First Place – Patriot Garage

Second Place – Jewelry Closet

Third Place – Conquest Martial Arts


First Place – Central Oklahoma Ballet

Second Place – Youth & Family Services

Third Place – Oklahoma Bikes for Kids

The Czech Fest parade’s theme was Jurassic Park, in honor of the late Gary Olvera – brother of parade chair Jaime Olvera.

Yukon’s Patriot Garage took first-place honors in the commercial category in the Oklahoma Czech Festival parade. This year’s parade theme was Jurassic Park. (Photo by Conrad Dudderar)
Crowned as the 2023-24 Oklahoma Czech-Slovak Royalty were: From left, Queen Aspen Hein of Yukon, Junior Queen Sophie Gering of Oklahoma City, Princess Emma Fraser of Edmond, and Prince Elliott Gering of Oklahoma City. (Photo by Conrad Dudderar)

The 2023-24 Oklahoma Czech-Slovak Royalty winners were announced to conclude Saturday afternoon’s program at the Czech Building.

Thirteen contestants were judged during the Oct. 1st royalty pageant.

“All of these contestants have shown courage, grace, intellect, and a love for our Czech-Slovak heritage,” pageant emcee Jerusha Smith said. “Please help us celebrate each and every one of these contestants with pure enthusiasm and appreciation for their efforts in keeping our heritage strong.”

Newly crowned Oklahoma Czech-Slovak Queen Aspen Hein earns a big hug from last year’s Junior Queen Hannah Thomason. Both are Yukon High School students. (Photo by Conrad Dudderar)

Crowned as the 2023-24 Oklahoma Czech-Slovak Royalty were:
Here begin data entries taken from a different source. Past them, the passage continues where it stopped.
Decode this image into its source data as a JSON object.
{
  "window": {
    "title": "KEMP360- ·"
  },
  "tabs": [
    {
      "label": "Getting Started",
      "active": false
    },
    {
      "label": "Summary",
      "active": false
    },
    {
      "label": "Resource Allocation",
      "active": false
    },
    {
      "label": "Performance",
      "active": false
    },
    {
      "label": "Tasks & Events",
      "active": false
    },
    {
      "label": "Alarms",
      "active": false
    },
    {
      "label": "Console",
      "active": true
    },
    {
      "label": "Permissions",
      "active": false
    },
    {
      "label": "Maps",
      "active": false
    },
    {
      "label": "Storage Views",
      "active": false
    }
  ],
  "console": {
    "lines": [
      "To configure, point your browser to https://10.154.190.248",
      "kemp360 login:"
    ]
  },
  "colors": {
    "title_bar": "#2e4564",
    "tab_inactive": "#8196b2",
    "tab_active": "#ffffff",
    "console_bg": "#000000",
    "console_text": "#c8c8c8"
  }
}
  • Queen Aspen Hein, 17, of Yukon.
  • Junior Queen Sophie Gering, 13, of Oklahoma City.
  • Prince Elliott Gering, 10, of Oklahoma City.
  • Princess Emma Fraser, 9, of Edmond.

They will represent Oklahoma Czechs, Inc. during many festivals, parades and other special events over the next 12 months. Among them is the annual Czech Christmas Market this December in Yukon.
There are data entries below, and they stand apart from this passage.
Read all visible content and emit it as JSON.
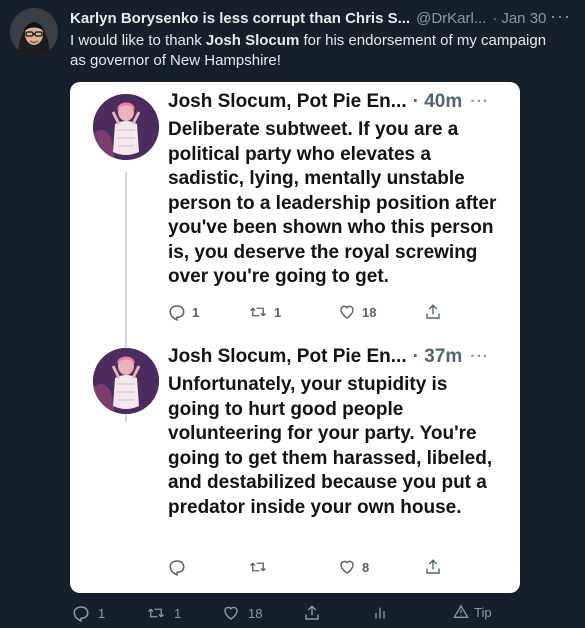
{
  "outer_tweet": {
    "author_name": "Karlyn Borysenko is less corrupt than Chris S...",
    "handle": "@DrKarl...",
    "separator": "·",
    "time": "Jan 30",
    "text_before": "I would like to thank ",
    "text_bold": "Josh Slocum",
    "text_after": " for his endorsement of my campaign as governor of New Hampshire!",
    "more_label": "···"
  },
  "quoted_thread": [
    {
      "author_name": "Josh Slocum, Pot Pie En...",
      "time": "· 40m",
      "more_label": "···",
      "text": "Deliberate subtweet. If you are a political party who elevates a sadistic, lying, mentally unstable person to a leadership position after you've been shown who this person is, you deserve the royal screwing over you're going to get.",
      "replies": "1",
      "retweets": "1",
      "likes": "18",
      "reply_icon": "reply-icon",
      "retweet_icon": "retweet-icon",
      "like_icon": "heart-icon",
      "share_icon": "share-icon"
    },
    {
      "author_name": "Josh Slocum, Pot Pie En...",
      "time": "· 37m",
      "more_label": "···",
      "text": "Unfortunately, your stupidity is going to hurt good people volunteering for your party. You're going to get them harassed, libeled, and destabilized because you put a predator inside your own house.",
      "replies": "",
      "retweets": "",
      "likes": "8",
      "reply_icon": "reply-icon",
      "retweet_icon": "retweet-icon",
      "like_icon": "heart-icon",
      "share_icon": "share-icon"
    }
  ],
  "outer_actions": {
    "replies": "1",
    "retweets": "1",
    "likes": "18",
    "tip_label": "Tip"
  },
  "colors": {
    "background": "#15202b",
    "card": "#ffffff",
    "muted": "#8b98a5",
    "text_dark": "#0f1419"
  }
}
A royalty coronation ball followed Saturday night at historic Yukon Czech Hall, 205 N Czech Hall Road. The Bohemian Knights and Masopust Polka Band performed as the audience danced the evening away.

Kali Weimer and Ashley Rodriguez pass out samples from Pauline’s Southern Kitchen along “Yukon Chamber Row” on N 4th Street. (Photo by Conrad Dudderar)
Yukon’s Alma de Loera and Felicity Bruner, both 16, start to devour their corn dog and funnel cake at the Czech Fest carnival in Old Mill Plaza. (Photo by Conrad Dudderar)
Oklahoma Czechs’ volunteer Lucy Shedeck (right) sells a tray of kolache inside the Czech Building. (Photo by Conrad Dudderar)
Oklahoma Czech Folk Dancers walk the parade route during the Oct. 7th Czech Festival in Yukon: From left, Anna Thompson, Madelyn Novosad, Emily Cole, Valarie Tlapak-Simmons, Eden Simmons, Max Simmons, and Caleb Simmons. (Photo by Conrad Dudderar)